helm upgrade whoami-custom --reuse-values --set serverMode=V labs/helm/charts/whoami

Now the custom port from the install is reused, and only the server mode is changed.

Try the app now:

curl localhost:30038

Check the ReplicaSets for the custom install and you can see that Helm just makes changes to the Kubernetes objects - the Deployment got updated and it rolled out the change in the usual way:

kubectl get rs -l app=whoami-custom

📋 You can also use Helm to roll back releases. Check the history of the custom app and roll back to the first revision.

The history command lists all the revisions of the release, and the rollback command reverts to a previous revision.

helm history whoami-custom

helm rollback whoami-custom 1

After the rollback, check the ReplicaSets and you'll see the original has scaled back up:

kubectl get rs -l app=whoami-custom

And the app is working with the "quiet" server mode:

curl localhost:30038

Using chart repositories

Some teams use Helm to package their own apps - others stick with YAML files and only use Helm to deploy third-party apps.

Projects like Prometheus and the Nginx Ingress Controller publish packages as Helm charts, which makes it easy for you to install a production-grade release.

Charts are published in repositories, which can be public or private. Start by adding a simple repo:

helm repo ls

helm repo add kiamol https://kiamol.net

helm repo update

Adding and updating chart repositories is similar to package managers like APT and APK on Linux.
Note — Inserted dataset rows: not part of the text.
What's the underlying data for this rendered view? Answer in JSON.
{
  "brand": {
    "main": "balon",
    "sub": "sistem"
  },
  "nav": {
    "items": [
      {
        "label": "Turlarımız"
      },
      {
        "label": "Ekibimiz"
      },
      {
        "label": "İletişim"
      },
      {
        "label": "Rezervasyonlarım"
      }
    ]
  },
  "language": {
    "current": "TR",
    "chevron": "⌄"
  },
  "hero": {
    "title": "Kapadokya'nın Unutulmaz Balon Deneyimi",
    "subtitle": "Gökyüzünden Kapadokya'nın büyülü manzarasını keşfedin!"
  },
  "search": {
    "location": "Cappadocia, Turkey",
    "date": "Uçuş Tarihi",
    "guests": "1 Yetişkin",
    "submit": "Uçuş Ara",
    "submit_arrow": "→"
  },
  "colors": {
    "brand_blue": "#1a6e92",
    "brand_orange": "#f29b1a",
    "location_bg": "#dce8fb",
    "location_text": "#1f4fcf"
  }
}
📋 Search the repositories for a chart called vweb, and list the default values for the version 2.0.0 chart.

The search command looks across all repos:

helm search repo vweb --versions

There are two version numbers for each line - the app version and the chart version. Charts can evolve independently, so the same app version might have multiple charts.

Default values are packaged in the chart, and you can print them from the CLI, using the repo name and chart details:

helm show values kiamol/vweb --version 2.0.0

The values file is YAML, so it can contain comments - very helpful for users.

📋 Install a release called vweb from the kiamol/vweb chart at version 2.0.0, using a NodePort service listening on port 30039.

It's the same install command, specifying the chart version and the location includes the repo name:

helm install --set replicaCount=1 --set serviceType=NodePort --set servicePort=30039 vweb kiamol/vweb --version 2.0.0

List the Services to confirm the deployment:

kubectl get svc -l app.kubernetes.io/instance=vweb

You should be able to browse to the app at http://localhost:30039. It's not very exciting.

Upgrades don't have to use a newer version. You can downgrade to the version 1.0.0 chart of this app, but it might not do what you think.

📋 Check the default values for the 1.0.0 release, and upgrade to that version. How do you access the site now?

helm show values kiamol/vweb --version 1.0.0

# the v1 chart doesn't let you choose the service type, only the port

helm upgrade --reuse-values vweb kiamol/vweb --version 1.0.0

The "upgrade" works, but the v1 chart doesn't have a variable for the Service type, it's fixed as LoadBalancer. The app is still available at http://localhost:30039, but only if your cluster supports LoadBalancer services.

Lab

You can use a local values file to override the defaults in a chart, instead of using lots of set arguments.

This values file is suitable for the Nginx ingress controller chart in a local environment:

Install the Nginx Ingress controller from the public Helm chart, using at least version 1.0.3 of the app. Use a new namespace called ingress. Browse to the HTTP endpoint and confirm you get a response from Nginx.

Stuck? Try hints or check the solution.


Cleanup

Remove all the Helm releases:

helm uninstall vweb whoami-custom whoami-default

helm uninstall ingress-nginx -n ingress

kubectl delete ns ingress